### Exercise
Each line of the data that includes the string "شغلی" is to be copied out.

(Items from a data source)
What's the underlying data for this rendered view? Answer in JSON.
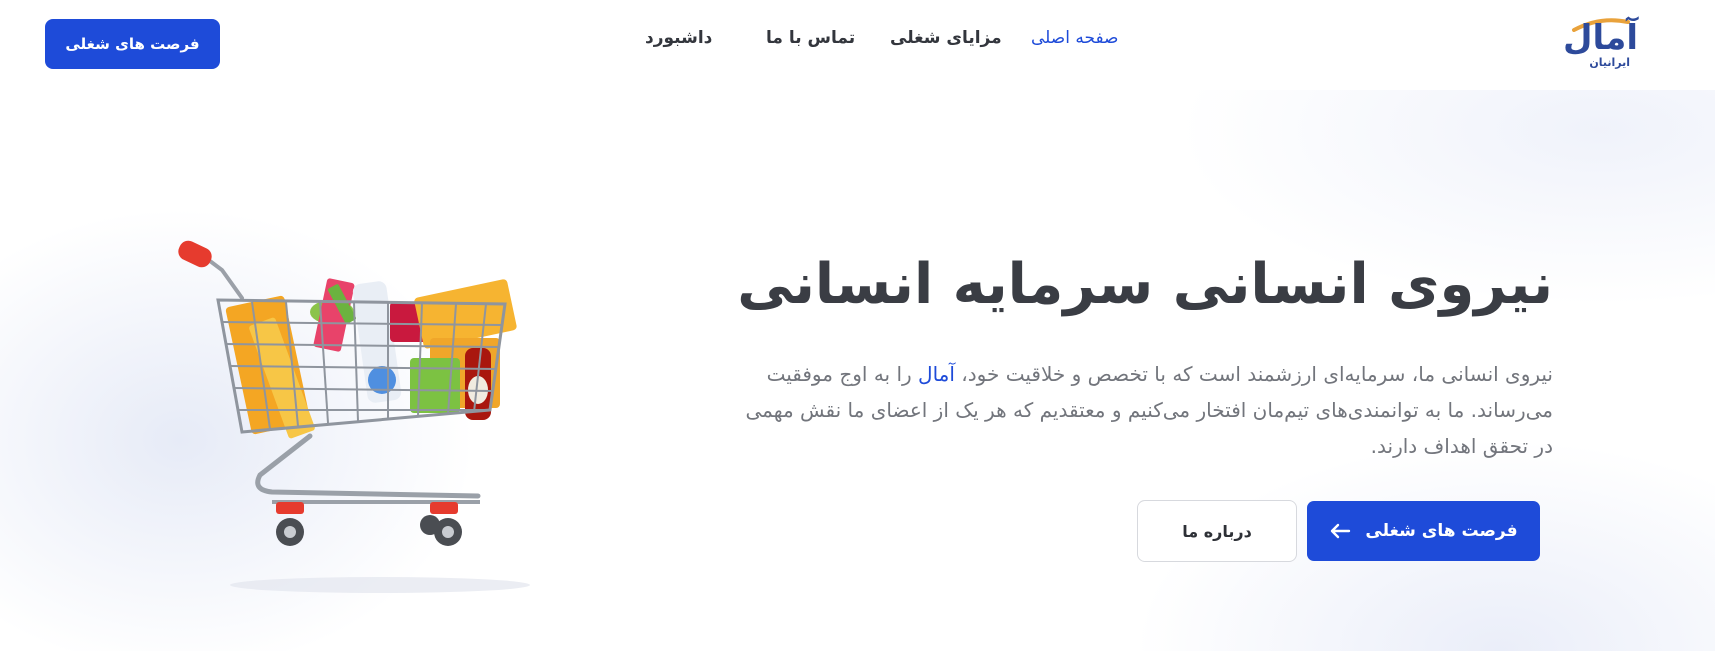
{
  "header": {
    "cta_label": "فرصت های شغلی",
    "nav": [
      {
        "label": "صفحه اصلی",
        "active": true
      },
      {
        "label": "مزایای شغلی",
        "active": false
      },
      {
        "label": "تماس با ما",
        "active": false
      },
      {
        "label": "داشبورد",
        "active": false
      }
    ],
    "logo_text": "آمال",
    "logo_subtext": "ایرانیان"
  },
  "hero": {
    "title": "نیروی انسانی سرمایه انسانی",
    "desc_part1": "نیروی انسانی ما، سرمایه‌ای ارزشمند است که با تخصص و خلاقیت خود، ",
    "desc_brand": "آمال",
    "desc_part2": " را به اوج موفقیت می‌رساند. ما به توانمندی‌های تیم‌مان افتخار می‌کنیم و معتقدیم که هر یک از اعضای ما نقش مهمی در تحقق اهداف دارند.",
    "primary_button": "فرصت های شغلی",
    "secondary_button": "درباره ما",
    "illustration": "shopping-cart-illustration"
  },
  "colors": {
    "accent": "#1e4bd9",
    "text_dark": "#3a3d44",
    "text_muted": "#72757c",
    "logo": "#2d4a9b"
  }
}
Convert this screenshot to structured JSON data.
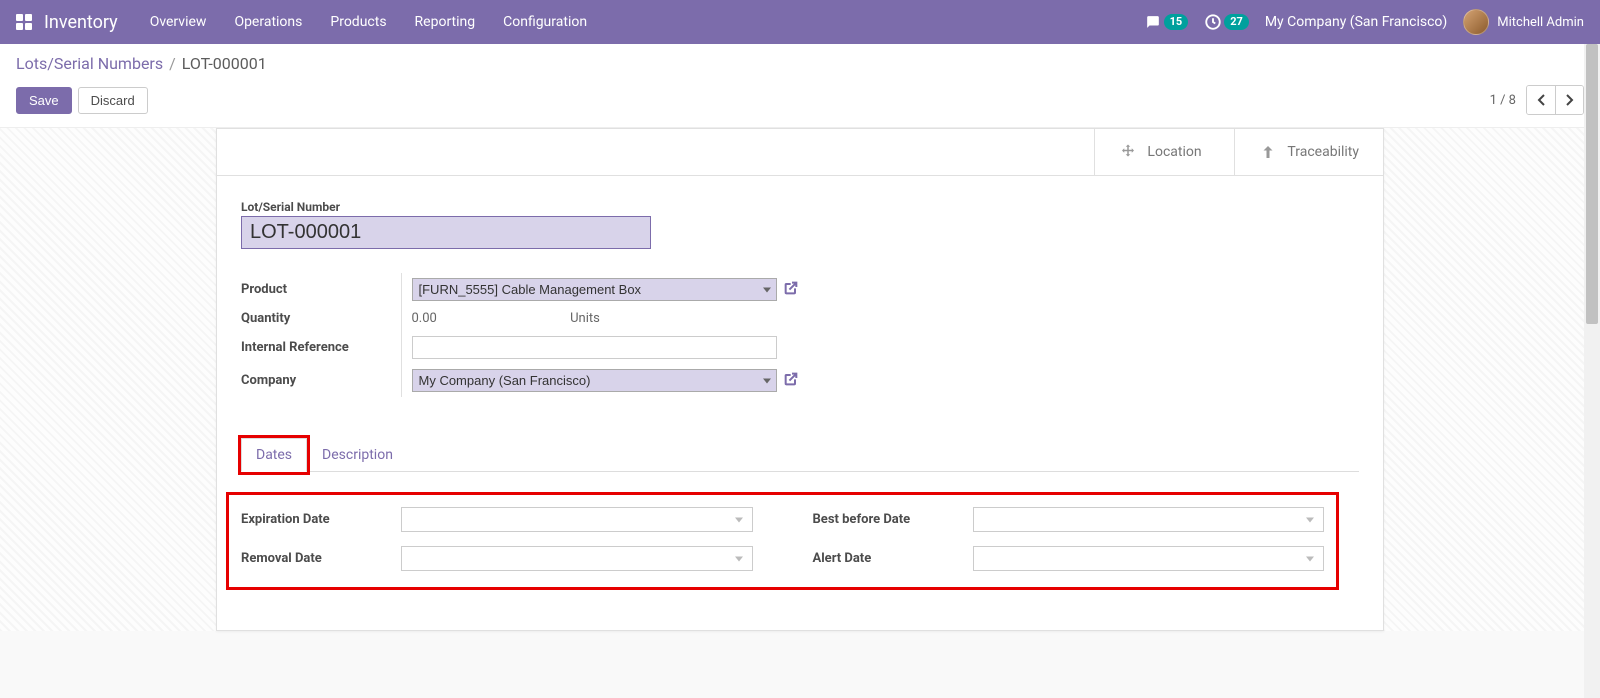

### Answer section
    "cta_label": "فرصت های شغلی",
        "label": "مزایای شغلی",
    "primary_button": "فرصت های شغلی",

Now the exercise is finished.